## TO DO
Verbatim copy, images excluded: write out each record shown below.

Extracted data entries:
- - - - -

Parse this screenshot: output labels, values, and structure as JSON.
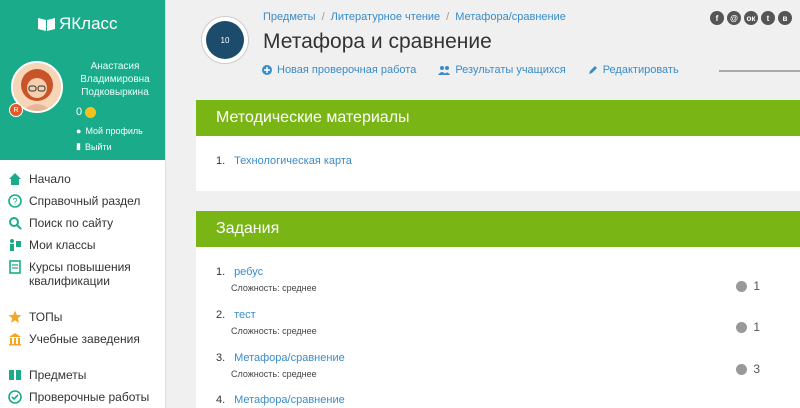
{
  "brand": {
    "name": "ЯКласс"
  },
  "profile": {
    "name_line1": "Анастасия",
    "name_line2": "Владимировна",
    "name_line3": "Подковыркина",
    "points": "0",
    "badge": "R",
    "my_profile": "Мой профиль",
    "logout": "Выйти"
  },
  "nav": {
    "home": "Начало",
    "reference": "Справочный раздел",
    "search": "Поиск по сайту",
    "classes": "Мои классы",
    "courses": "Курсы повышения квалификации",
    "tops": "ТОПы",
    "schools": "Учебные заведения",
    "subjects": "Предметы",
    "tests": "Проверочные работы"
  },
  "breadcrumb": [
    "Предметы",
    "Литературное чтение",
    "Метафора/сравнение"
  ],
  "title": "Метафора и сравнение",
  "topic_icon_text": "10",
  "actions": {
    "new_test": "Новая проверочная работа",
    "results": "Результаты учащихся",
    "edit": "Редактировать"
  },
  "social": [
    "f",
    "@",
    "ок",
    "t",
    "в"
  ],
  "materials": {
    "header": "Методические материалы",
    "items": [
      {
        "num": "1.",
        "label": "Технологическая карта"
      }
    ]
  },
  "tasks": {
    "header": "Задания",
    "difficulty_prefix": "Сложность: среднее",
    "items": [
      {
        "num": "1.",
        "label": "ребус",
        "difficulty": "Сложность: среднее",
        "score": "1"
      },
      {
        "num": "2.",
        "label": "тест",
        "difficulty": "Сложность: среднее",
        "score": "1"
      },
      {
        "num": "3.",
        "label": "Метафора/сравнение",
        "difficulty": "Сложность: среднее",
        "score": "3"
      },
      {
        "num": "4.",
        "label": "Метафора/сравнение",
        "difficulty": "",
        "score": ""
      }
    ]
  },
  "colors": {
    "brand": "#1aab8a",
    "accent": "#7ab516",
    "link": "#3a8cc9"
  }
}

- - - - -

## SOLUTION TO THE EXERCISE
Parse this screenshot: output labels, values, and structure as JSON.
{
  "brand": {
    "name": "ЯКласс"
  },
  "profile": {
    "name_line1": "Анастасия",
    "name_line2": "Владимировна",
    "name_line3": "Подковыркина",
    "points": "0",
    "badge": "R",
    "my_profile": "Мой профиль",
    "logout": "Выйти"
  },
  "nav": {
    "home": "Начало",
    "reference": "Справочный раздел",
    "search": "Поиск по сайту",
    "classes": "Мои классы",
    "courses": "Курсы повышения квалификации",
    "tops": "ТОПы",
    "schools": "Учебные заведения",
    "subjects": "Предметы",
    "tests": "Проверочные работы"
  },
  "breadcrumb": [
    "Предметы",
    "Литературное чтение",
    "Метафора/сравнение"
  ],
  "title": "Метафора и сравнение",
  "topic_icon_text": "10",
  "actions": {
    "new_test": "Новая проверочная работа",
    "results": "Результаты учащихся",
    "edit": "Редактировать"
  },
  "social": [
    "f",
    "@",
    "ок",
    "t",
    "в"
  ],
  "materials": {
    "header": "Методические материалы",
    "items": [
      {
        "num": "1.",
        "label": "Технологическая карта"
      }
    ]
  },
  "tasks": {
    "header": "Задания",
    "difficulty_prefix": "Сложность: среднее",
    "items": [
      {
        "num": "1.",
        "label": "ребус",
        "difficulty": "Сложность: среднее",
        "score": "1"
      },
      {
        "num": "2.",
        "label": "тест",
        "difficulty": "Сложность: среднее",
        "score": "1"
      },
      {
        "num": "3.",
        "label": "Метафора/сравнение",
        "difficulty": "Сложность: среднее",
        "score": "3"
      },
      {
        "num": "4.",
        "label": "Метафора/сравнение",
        "difficulty": "",
        "score": ""
      }
    ]
  },
  "colors": {
    "brand": "#1aab8a",
    "accent": "#7ab516",
    "link": "#3a8cc9"
  }
}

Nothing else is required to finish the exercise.